"Rampling's book is a rich source for a reader interested in English alchemy in the late medieval and early modern period. Rampling deserves praise for bringing to light a large amount of as yet unpublished manuscripts, which are analysed in detail as well as placed in their historical, social, and religious contexts. The picture that emerges from this book is one of a complex network, in which practitioners, patrons, physicians, collectors, and forgers interacted and influenced each other and the art of alchemy."
Journal of Early Modern Studies
"As Rampling analyzes how the English alchemical practitioners filled gaps in information found in their books and resolved discrepancies between texts and experience, she identifies networks of readers and traces a subtle evolution in how works on alchemy were read. She notes parallels in these reading practices with developments in other forms of knowledge, such as Reformation-era theology. This book is well organized, offers readable and engaging prose, and has been carefully edited. The bibliography and index are comprehensive. . . . Highly recommended."
"This book has so many novel elements that it is difficult to know where to begin. Rampling presents one amazing archival discovery after another like a magician pulling rabbits from a hat. Forging vivid and compelling narratives with her materials, while remaining keenly aware of the living history behind the documents, she has been able to sketch the outlines of what has previously been entirely unknown to the history of alchemy. This is a fully achieved piece of research that is destined to become the key work in the field."
Stephen Clucas, Birkbeck, University of London
"Rampling offers a masterful survey of alchemy in England, from its status as the largest scientific genre circa 1400 through the patronage of Henry VIII and Elizabeth I. Building on the legacy of George Ripley, English alchemists developed expert skills in textual interpretation and experimental practice—focused on both medicine and transmutation—in order to portray themselves as philosophers rather than artisans. Rampling writes with admirable lucidity about cryptic manuscripts, colorful figures, and complicated archival evidence."

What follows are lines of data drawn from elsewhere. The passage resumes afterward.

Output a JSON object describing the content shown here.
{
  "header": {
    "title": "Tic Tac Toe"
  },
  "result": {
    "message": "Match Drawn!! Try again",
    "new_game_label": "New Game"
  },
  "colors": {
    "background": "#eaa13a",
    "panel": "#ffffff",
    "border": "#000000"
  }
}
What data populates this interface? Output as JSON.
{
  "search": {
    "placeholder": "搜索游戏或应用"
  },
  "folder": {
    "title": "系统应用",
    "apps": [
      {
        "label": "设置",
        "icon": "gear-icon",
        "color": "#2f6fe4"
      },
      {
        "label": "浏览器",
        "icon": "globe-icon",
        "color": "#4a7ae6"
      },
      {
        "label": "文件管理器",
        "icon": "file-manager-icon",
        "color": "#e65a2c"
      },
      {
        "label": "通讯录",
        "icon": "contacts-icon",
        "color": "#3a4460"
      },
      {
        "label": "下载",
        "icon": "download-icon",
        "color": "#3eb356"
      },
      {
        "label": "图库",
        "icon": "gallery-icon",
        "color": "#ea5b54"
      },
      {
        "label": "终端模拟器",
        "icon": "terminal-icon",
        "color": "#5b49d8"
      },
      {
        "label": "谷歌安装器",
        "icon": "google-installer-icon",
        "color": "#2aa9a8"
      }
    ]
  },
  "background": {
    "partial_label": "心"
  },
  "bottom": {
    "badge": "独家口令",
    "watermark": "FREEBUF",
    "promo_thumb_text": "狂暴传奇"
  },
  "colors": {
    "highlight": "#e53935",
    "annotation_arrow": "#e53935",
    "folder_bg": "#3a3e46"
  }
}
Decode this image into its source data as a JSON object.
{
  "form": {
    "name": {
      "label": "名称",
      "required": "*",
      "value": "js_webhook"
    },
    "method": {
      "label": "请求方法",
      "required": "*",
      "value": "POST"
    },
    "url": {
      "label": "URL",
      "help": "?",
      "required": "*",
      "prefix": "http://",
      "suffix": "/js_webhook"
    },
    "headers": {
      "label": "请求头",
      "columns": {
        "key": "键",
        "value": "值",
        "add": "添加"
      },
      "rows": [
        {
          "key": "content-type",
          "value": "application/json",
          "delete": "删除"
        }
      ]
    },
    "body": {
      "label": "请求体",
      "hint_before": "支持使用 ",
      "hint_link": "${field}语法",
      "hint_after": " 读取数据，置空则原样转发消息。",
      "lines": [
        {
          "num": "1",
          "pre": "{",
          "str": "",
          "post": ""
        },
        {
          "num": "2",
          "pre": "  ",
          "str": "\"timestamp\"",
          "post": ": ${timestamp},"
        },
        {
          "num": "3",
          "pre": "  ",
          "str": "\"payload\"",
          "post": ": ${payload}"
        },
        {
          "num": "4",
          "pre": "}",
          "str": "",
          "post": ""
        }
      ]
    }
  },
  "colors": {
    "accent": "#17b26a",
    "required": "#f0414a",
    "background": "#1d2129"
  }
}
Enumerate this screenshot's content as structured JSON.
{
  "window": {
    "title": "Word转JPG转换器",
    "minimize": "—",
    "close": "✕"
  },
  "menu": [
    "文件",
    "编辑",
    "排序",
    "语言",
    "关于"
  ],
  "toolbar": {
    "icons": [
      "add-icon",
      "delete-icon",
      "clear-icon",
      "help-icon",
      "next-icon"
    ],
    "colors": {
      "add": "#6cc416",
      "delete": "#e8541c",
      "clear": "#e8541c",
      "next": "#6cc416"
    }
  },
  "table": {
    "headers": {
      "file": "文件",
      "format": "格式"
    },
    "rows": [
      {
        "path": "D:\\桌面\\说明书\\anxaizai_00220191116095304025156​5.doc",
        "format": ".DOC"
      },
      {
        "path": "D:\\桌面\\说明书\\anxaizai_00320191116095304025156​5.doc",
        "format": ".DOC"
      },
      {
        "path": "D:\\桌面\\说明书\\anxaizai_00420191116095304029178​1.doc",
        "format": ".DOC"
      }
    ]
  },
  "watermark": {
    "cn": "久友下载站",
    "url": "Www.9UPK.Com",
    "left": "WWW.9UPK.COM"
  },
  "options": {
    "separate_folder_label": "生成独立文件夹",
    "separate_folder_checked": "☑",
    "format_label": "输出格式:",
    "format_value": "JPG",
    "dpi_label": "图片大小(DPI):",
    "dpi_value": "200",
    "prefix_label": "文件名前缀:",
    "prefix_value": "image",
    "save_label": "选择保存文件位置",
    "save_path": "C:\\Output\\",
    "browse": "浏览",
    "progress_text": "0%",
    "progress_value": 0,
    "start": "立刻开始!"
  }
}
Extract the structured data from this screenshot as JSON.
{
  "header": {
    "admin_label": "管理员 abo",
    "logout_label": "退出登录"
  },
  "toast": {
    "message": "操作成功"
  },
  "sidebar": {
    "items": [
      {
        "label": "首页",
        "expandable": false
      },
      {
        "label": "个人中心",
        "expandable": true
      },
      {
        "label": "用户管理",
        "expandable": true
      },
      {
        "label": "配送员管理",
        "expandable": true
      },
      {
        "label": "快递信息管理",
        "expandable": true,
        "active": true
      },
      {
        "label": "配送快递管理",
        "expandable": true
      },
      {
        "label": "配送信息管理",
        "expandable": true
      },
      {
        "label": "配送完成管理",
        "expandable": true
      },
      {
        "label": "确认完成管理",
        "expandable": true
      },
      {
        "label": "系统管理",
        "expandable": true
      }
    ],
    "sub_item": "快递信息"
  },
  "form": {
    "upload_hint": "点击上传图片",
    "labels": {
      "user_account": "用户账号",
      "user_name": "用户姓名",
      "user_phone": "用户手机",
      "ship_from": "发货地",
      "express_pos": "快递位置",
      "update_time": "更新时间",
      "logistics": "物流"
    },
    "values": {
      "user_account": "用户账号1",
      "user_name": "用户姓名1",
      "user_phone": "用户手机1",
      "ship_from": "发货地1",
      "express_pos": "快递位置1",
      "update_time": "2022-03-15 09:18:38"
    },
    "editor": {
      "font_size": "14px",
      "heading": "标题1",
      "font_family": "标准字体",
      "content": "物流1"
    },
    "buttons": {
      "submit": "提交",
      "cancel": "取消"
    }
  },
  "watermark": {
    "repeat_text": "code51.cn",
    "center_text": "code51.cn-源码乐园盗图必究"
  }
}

Ann M. Blair, Carl H. Pforzheimer University Professor, Harvard University
"This is an extraordinary and important piece of scholarship. Rampling carries the reader from the first origins of alchemy in Medieval England, through the Reformation, and down to the end of the seventeenth century—a remarkable temporal sweep. There has not previously been a study of the alchemical tradition that so thoroughly follows a coherently framed national context for so long a period. Rampling presents the material in a remarkably clear and concise fashion that does justice to its complexity yet still guides the reader."
Lawrence M. Principe, author of The Transmutations of Chymistry: Wilhelm Homberg and the Académie Royale des Sciences
"In The Experimental Fire: Inventing English Alchemy, 1300–1700, Jennifer Rampling traces this sericonian branch of alchemy through its highs and lows from the medieval to the early modern periods, emphasizing that alchemy was not a homogenous or static discipline but rather one that underwent a series of subtle yet important changes."
Journal of British Studies
Table of Contents
List of Abbreviations
Introduction: What Is Mercury?
Part I: The Medieval Origins of English Alchemy
1. Philosophers and Kings
2. Medicine and Transmutation
3. Opinion and Experience
Part II: The Golden Age of English Alchemy
4. Dissolution and Reformation
5. Nature and Magic
6. Time and Money
Part III: The Legacy of Medieval Alchemy in Early Modern England
7. Recovery and Revision
8. Home and Abroad
9. Antiquity and Experiment